The Office of Rail and Road’s (ORR) annual assessment of Network Rail finds the company has continued to deliver its planned efficiencies in 2021/22 but warns it must carefully manage its financial risks, particularly in the context of rising inflation.
The report shows Network Rail delivered £840 million of efficiency improvements for the year, above its £830 million target. Most of Network Rail’s five regions met or exceeded their annual efficiency targets.
The Eastern region delivered best, achieving £251 million, 30% of the £840 million total. However, ORR is concerned about Network Rail Scotland’s delivery of efficiencies as it reported only £64 million, 21% behind its target.
ORR reports that Network Rail’s delivery of renewal work varied by region, and performance of its infrastructure was mixed, with a continued focus needed on improving its structures examinations of, for example, railway bridges and tunnels.
The regulator found Network Rail has made good progress against recommendations made following the fatal derailment at Carmont, Aberdeenshire in 2020. ORR highlights that to deliver long-term improvements, sustained focus is needed on implementing those recommendations, such as improved response to extreme weather.
The annual assessment also highlighted that train service performance worsened from the record high levels of the previous year as the network became busier. But it remained generally better than before the pandemic.
Train service performance in Network Rail’s Wales and Western region declined faster than the other regions. Particularly in Wales, ORR wants to see clear and targeted plans that will deliver improvements for passengers and freight users.
ORR Chief Executive John Larkinson said:
“Network Rail has played a key role in ensuring we continue to have one of the safest railways in Europe. Its delivery of efficiencies remains strong but financial risks, including inflation, need to be carefully managed.
“There are only two years left in Control Period 6, which runs from 2019 to 2024, and an increase in financial risks could result in delayed work and under delivery of planned efficiencies.

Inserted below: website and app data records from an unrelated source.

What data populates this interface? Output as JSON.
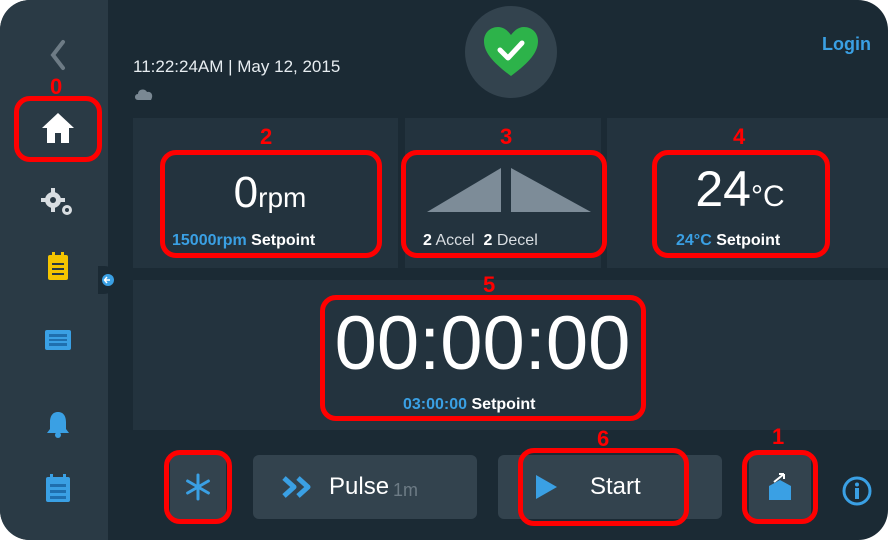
{
  "header": {
    "datetime": "11:22:24AM | May 12, 2015",
    "login_label": "Login"
  },
  "speed": {
    "value": "0",
    "unit": "rpm",
    "setpoint_value": "15000rpm",
    "setpoint_label": "Setpoint"
  },
  "accel": {
    "accel_value": "2",
    "accel_label": "Accel",
    "decel_value": "2",
    "decel_label": "Decel"
  },
  "temperature": {
    "value": "24",
    "unit": "°C",
    "setpoint_value": "24°C",
    "setpoint_label": "Setpoint"
  },
  "timer": {
    "value": "00:00:00",
    "setpoint_value": "03:00:00",
    "setpoint_label": "Setpoint"
  },
  "controls": {
    "pulse_label": "Pulse",
    "pulse_sub": "1m",
    "start_label": "Start"
  },
  "annotations": [
    "0",
    "1",
    "2",
    "3",
    "4",
    "5",
    "6"
  ],
  "sidebar": {
    "items": [
      "home-icon",
      "settings-icon",
      "program-icon",
      "display-icon",
      "alarm-icon",
      "log-icon"
    ]
  },
  "colors": {
    "background": "#1b2a34",
    "sidebar": "#2a3a45",
    "accent": "#3aa0e4",
    "heart": "#2db34a",
    "annotation": "#ff0000"
  }
}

“And as work continues with government to facilitate rail reform, Network Rail needs to keep focused on getting the basics right. This includes maintaining safe and reliable infrastructure and delivering on financial efficiencies, to protect the interests of both taxpayers and rail users.”